[Records contained in a dataset]
^^^^^^^^^^^^^^^^
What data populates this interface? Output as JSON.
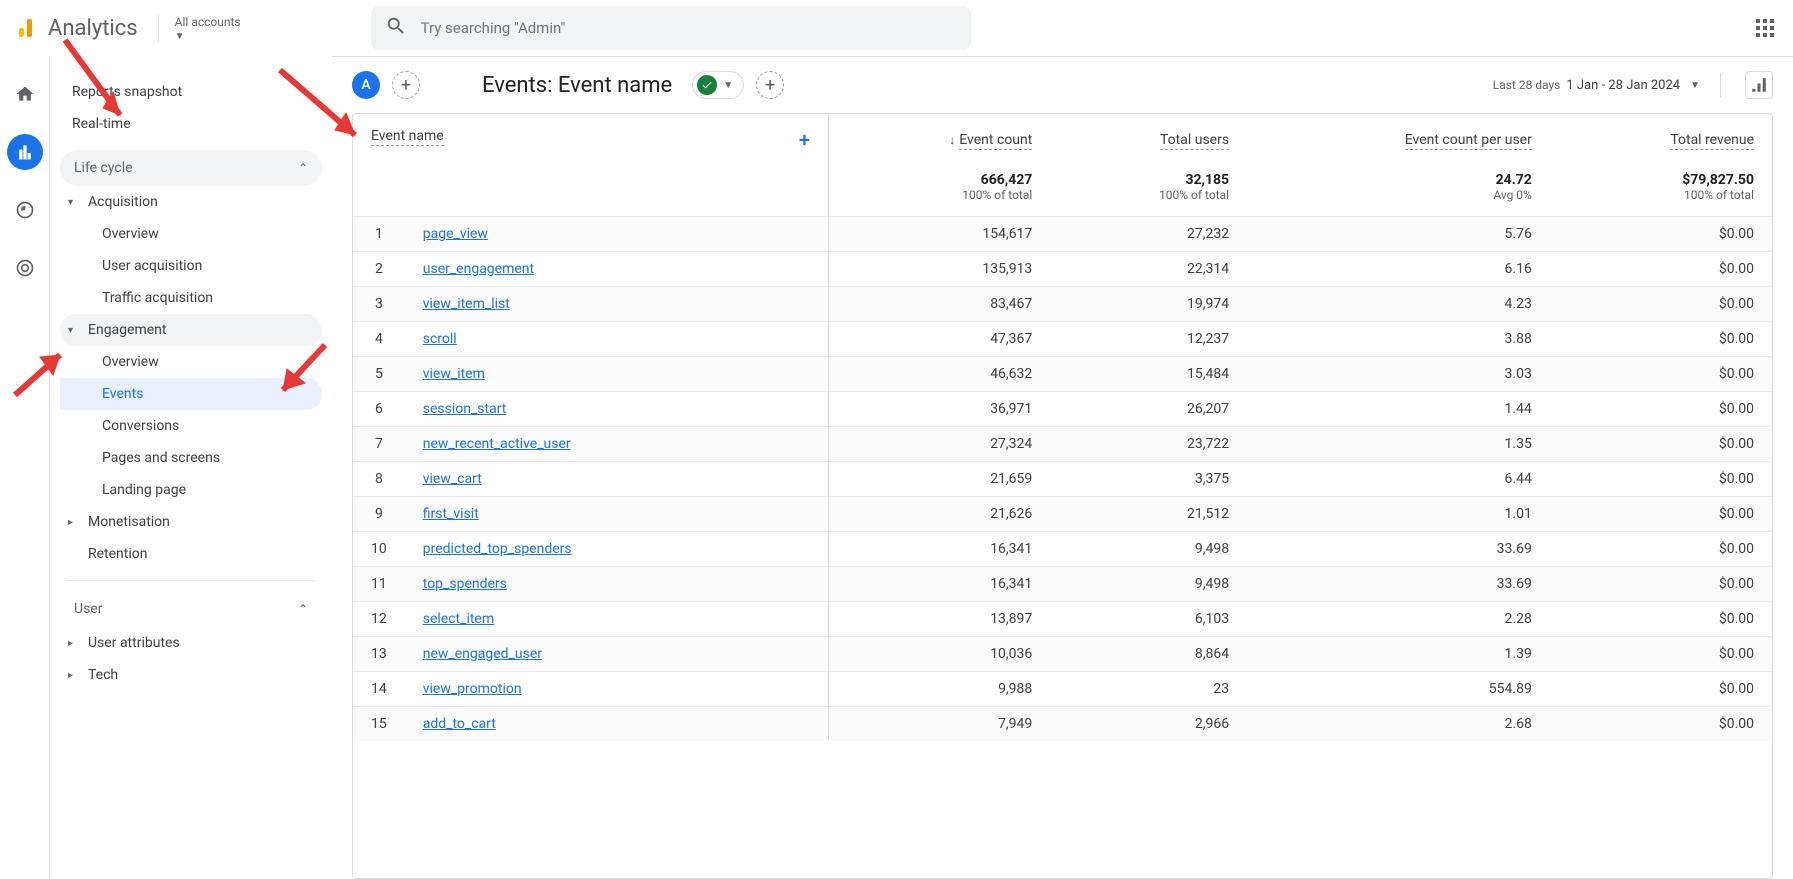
{
  "header": {
    "product": "Analytics",
    "accounts_label": "All accounts",
    "search_placeholder": "Try searching \"Admin\""
  },
  "sidebar": {
    "reports_snapshot": "Reports snapshot",
    "realtime": "Real-time",
    "lifecycle_label": "Life cycle",
    "acquisition": {
      "label": "Acquisition",
      "overview": "Overview",
      "user_acq": "User acquisition",
      "traffic_acq": "Traffic acquisition"
    },
    "engagement": {
      "label": "Engagement",
      "overview": "Overview",
      "events": "Events",
      "conversions": "Conversions",
      "pages": "Pages and screens",
      "landing": "Landing page"
    },
    "monetisation": "Monetisation",
    "retention": "Retention",
    "user_label": "User",
    "user_attributes": "User attributes",
    "tech": "Tech"
  },
  "content": {
    "badge": "A",
    "title": "Events: Event name",
    "date_label": "Last 28 days",
    "date_range": "1 Jan - 28 Jan 2024"
  },
  "table": {
    "columns": {
      "name": "Event name",
      "count": "Event count",
      "users": "Total users",
      "per_user": "Event count per user",
      "revenue": "Total revenue"
    },
    "totals": {
      "count": "666,427",
      "count_sub": "100% of total",
      "users": "32,185",
      "users_sub": "100% of total",
      "per_user": "24.72",
      "per_user_sub": "Avg 0%",
      "revenue": "$79,827.50",
      "revenue_sub": "100% of total"
    },
    "rows": [
      {
        "idx": "1",
        "name": "page_view",
        "count": "154,617",
        "users": "27,232",
        "per_user": "5.76",
        "revenue": "$0.00"
      },
      {
        "idx": "2",
        "name": "user_engagement",
        "count": "135,913",
        "users": "22,314",
        "per_user": "6.16",
        "revenue": "$0.00"
      },
      {
        "idx": "3",
        "name": "view_item_list",
        "count": "83,467",
        "users": "19,974",
        "per_user": "4.23",
        "revenue": "$0.00"
      },
      {
        "idx": "4",
        "name": "scroll",
        "count": "47,367",
        "users": "12,237",
        "per_user": "3.88",
        "revenue": "$0.00"
      },
      {
        "idx": "5",
        "name": "view_item",
        "count": "46,632",
        "users": "15,484",
        "per_user": "3.03",
        "revenue": "$0.00"
      },
      {
        "idx": "6",
        "name": "session_start",
        "count": "36,971",
        "users": "26,207",
        "per_user": "1.44",
        "revenue": "$0.00"
      },
      {
        "idx": "7",
        "name": "new_recent_active_user",
        "count": "27,324",
        "users": "23,722",
        "per_user": "1.35",
        "revenue": "$0.00"
      },
      {
        "idx": "8",
        "name": "view_cart",
        "count": "21,659",
        "users": "3,375",
        "per_user": "6.44",
        "revenue": "$0.00"
      },
      {
        "idx": "9",
        "name": "first_visit",
        "count": "21,626",
        "users": "21,512",
        "per_user": "1.01",
        "revenue": "$0.00"
      },
      {
        "idx": "10",
        "name": "predicted_top_spenders",
        "count": "16,341",
        "users": "9,498",
        "per_user": "33.69",
        "revenue": "$0.00"
      },
      {
        "idx": "11",
        "name": "top_spenders",
        "count": "16,341",
        "users": "9,498",
        "per_user": "33.69",
        "revenue": "$0.00"
      },
      {
        "idx": "12",
        "name": "select_item",
        "count": "13,897",
        "users": "6,103",
        "per_user": "2.28",
        "revenue": "$0.00"
      },
      {
        "idx": "13",
        "name": "new_engaged_user",
        "count": "10,036",
        "users": "8,864",
        "per_user": "1.39",
        "revenue": "$0.00"
      },
      {
        "idx": "14",
        "name": "view_promotion",
        "count": "9,988",
        "users": "23",
        "per_user": "554.89",
        "revenue": "$0.00"
      },
      {
        "idx": "15",
        "name": "add_to_cart",
        "count": "7,949",
        "users": "2,966",
        "per_user": "2.68",
        "revenue": "$0.00"
      }
    ]
  }
}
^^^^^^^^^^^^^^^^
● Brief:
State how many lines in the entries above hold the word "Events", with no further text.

● Response:
2